Table; and, being written in comparatively modern language, gives the general reader an excellent idea of what romances of chivalry actually were. It has also the merit of being written in pure old English ; and many of the wild adventures which it contains, are told with a simplicity bordering upon the sublime. Several of these are referred to in the text; and I would have illustrated them by more full extracts, but as this curious work is about to be republished, I confine myself to the tale of the Chapel Perilous, and of the quest of Sir Launcelot after the Sangreall.
“ Right so Sir Launcelot departed; and when he came to The Chapell Perilous, he alighted downe, and tied his horse to

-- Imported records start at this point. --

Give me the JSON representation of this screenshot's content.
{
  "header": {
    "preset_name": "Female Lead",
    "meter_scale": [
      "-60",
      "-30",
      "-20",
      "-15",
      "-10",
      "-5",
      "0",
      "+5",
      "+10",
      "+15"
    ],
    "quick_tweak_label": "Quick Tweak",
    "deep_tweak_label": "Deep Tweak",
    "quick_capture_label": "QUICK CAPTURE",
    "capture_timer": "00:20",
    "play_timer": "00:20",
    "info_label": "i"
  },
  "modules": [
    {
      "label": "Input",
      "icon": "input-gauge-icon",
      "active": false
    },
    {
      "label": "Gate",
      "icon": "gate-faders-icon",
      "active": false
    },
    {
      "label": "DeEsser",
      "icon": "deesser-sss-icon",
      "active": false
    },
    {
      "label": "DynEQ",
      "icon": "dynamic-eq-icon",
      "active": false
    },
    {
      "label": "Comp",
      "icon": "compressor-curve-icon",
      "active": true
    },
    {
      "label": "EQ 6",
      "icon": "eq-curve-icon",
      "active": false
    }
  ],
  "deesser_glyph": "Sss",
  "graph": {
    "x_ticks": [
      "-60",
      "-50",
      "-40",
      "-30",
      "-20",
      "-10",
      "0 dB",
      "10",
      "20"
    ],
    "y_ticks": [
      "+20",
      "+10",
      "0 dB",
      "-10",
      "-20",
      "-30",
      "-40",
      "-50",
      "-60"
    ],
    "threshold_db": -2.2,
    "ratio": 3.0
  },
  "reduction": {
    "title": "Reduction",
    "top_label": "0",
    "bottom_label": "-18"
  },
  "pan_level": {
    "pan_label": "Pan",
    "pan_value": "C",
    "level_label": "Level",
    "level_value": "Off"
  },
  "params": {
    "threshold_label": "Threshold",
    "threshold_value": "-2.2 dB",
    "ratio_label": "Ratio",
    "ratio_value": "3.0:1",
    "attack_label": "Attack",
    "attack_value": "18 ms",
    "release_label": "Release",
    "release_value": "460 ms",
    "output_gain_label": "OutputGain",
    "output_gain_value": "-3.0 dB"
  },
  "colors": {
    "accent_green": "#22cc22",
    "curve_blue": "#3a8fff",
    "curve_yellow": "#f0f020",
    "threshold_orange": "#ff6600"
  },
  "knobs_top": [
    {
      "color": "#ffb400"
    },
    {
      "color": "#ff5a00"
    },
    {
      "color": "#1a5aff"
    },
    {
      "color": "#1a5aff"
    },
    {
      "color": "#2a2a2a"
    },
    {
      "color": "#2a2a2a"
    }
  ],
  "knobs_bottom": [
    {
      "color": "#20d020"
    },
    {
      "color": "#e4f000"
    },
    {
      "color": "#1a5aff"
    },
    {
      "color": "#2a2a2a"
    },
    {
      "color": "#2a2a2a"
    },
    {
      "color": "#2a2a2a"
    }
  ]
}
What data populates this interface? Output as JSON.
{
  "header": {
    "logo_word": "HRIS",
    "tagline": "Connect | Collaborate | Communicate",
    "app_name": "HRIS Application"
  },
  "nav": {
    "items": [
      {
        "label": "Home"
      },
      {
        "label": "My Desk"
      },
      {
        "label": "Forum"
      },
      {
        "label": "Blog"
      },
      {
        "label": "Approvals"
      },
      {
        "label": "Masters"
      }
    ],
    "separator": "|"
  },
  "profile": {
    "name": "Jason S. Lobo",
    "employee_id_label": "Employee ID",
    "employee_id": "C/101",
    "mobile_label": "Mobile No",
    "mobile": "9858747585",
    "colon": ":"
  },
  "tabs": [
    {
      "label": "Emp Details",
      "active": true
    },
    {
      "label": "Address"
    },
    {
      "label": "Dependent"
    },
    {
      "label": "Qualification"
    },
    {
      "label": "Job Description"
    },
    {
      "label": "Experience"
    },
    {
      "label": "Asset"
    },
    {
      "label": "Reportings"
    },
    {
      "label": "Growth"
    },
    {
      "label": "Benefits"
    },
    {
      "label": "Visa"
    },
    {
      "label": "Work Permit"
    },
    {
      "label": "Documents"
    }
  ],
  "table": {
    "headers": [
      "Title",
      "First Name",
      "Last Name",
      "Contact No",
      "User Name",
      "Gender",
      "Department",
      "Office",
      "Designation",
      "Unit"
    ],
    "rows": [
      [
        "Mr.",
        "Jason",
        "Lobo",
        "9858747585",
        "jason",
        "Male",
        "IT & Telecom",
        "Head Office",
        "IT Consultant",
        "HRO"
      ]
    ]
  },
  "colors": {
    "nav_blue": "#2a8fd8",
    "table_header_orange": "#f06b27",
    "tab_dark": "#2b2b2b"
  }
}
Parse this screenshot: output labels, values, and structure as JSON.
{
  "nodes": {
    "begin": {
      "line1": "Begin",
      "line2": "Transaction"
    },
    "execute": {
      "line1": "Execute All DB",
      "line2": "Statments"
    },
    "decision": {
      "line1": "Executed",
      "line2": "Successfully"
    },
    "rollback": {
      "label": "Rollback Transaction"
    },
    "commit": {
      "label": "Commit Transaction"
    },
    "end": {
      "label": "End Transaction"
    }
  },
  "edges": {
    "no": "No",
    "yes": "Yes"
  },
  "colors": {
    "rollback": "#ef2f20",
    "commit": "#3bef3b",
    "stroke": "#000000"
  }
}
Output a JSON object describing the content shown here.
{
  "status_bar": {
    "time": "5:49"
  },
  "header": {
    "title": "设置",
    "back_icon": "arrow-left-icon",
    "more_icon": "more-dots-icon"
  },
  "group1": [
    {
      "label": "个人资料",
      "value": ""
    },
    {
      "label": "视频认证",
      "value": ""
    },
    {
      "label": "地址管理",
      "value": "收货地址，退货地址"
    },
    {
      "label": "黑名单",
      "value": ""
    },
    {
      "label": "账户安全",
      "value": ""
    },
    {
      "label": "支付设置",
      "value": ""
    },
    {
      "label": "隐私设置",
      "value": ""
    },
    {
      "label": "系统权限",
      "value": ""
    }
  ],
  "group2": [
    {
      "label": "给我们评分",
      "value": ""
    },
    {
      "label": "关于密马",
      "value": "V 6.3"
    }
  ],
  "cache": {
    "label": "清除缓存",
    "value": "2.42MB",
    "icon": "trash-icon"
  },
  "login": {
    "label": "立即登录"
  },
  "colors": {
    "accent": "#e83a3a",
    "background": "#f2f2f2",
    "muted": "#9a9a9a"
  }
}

a little gate. And as soon as he was within the church-yard, he saw, on the front of the chapell, many faire rich shields turned upside downe, and many of the shields Sir Launcelot had seene knights have before; with that he saw stand by him thirtie great knights, more, by a yard, than any man that ever he had seene, and all those grinned and gnashed at Sir Launcelot; and when he saw their countenance, hee dread them sore, and so put his shield afore him, and tooke his sword in his hand, ready to doe battaile; and they were all armed in black harneis, ready, with their shields and swords drawen. And when Sir Launcelot would have gone through them, they scattered on every side of him, and gave him the way; and therewith hee waxed all bold, and entered into the chapell, and then he sawe no light but a dimme lampe burning, and then was hee ware of a corps covered with a cloath of silke; then Sir Launcelot stooped downe, and cut a piece of that cloath away, and then it fared under him as the earth had quaked a little, whereof hee was afeared, and then he saw a faire sword lye by the dead knight, and that he gat in his hand, and hied him out of the chappell. As soon as he was in the chappellyerd, all the knights spoke to him with a grimly voice, and said, ‘Knight Sir Launcelot, lay that sword from thee, or else thou shalt die.’ ‘Whether I live or die,” said Sir Launcelot, “with . no great words get yee it againe, therefore fight for it and yee list.’ Therewith he passed through them; and, beyond the chappell-yerd, there met him a faire damosel, and said, ‘Sir
Launcelot, leave that sword behind thee, or thou wilt die for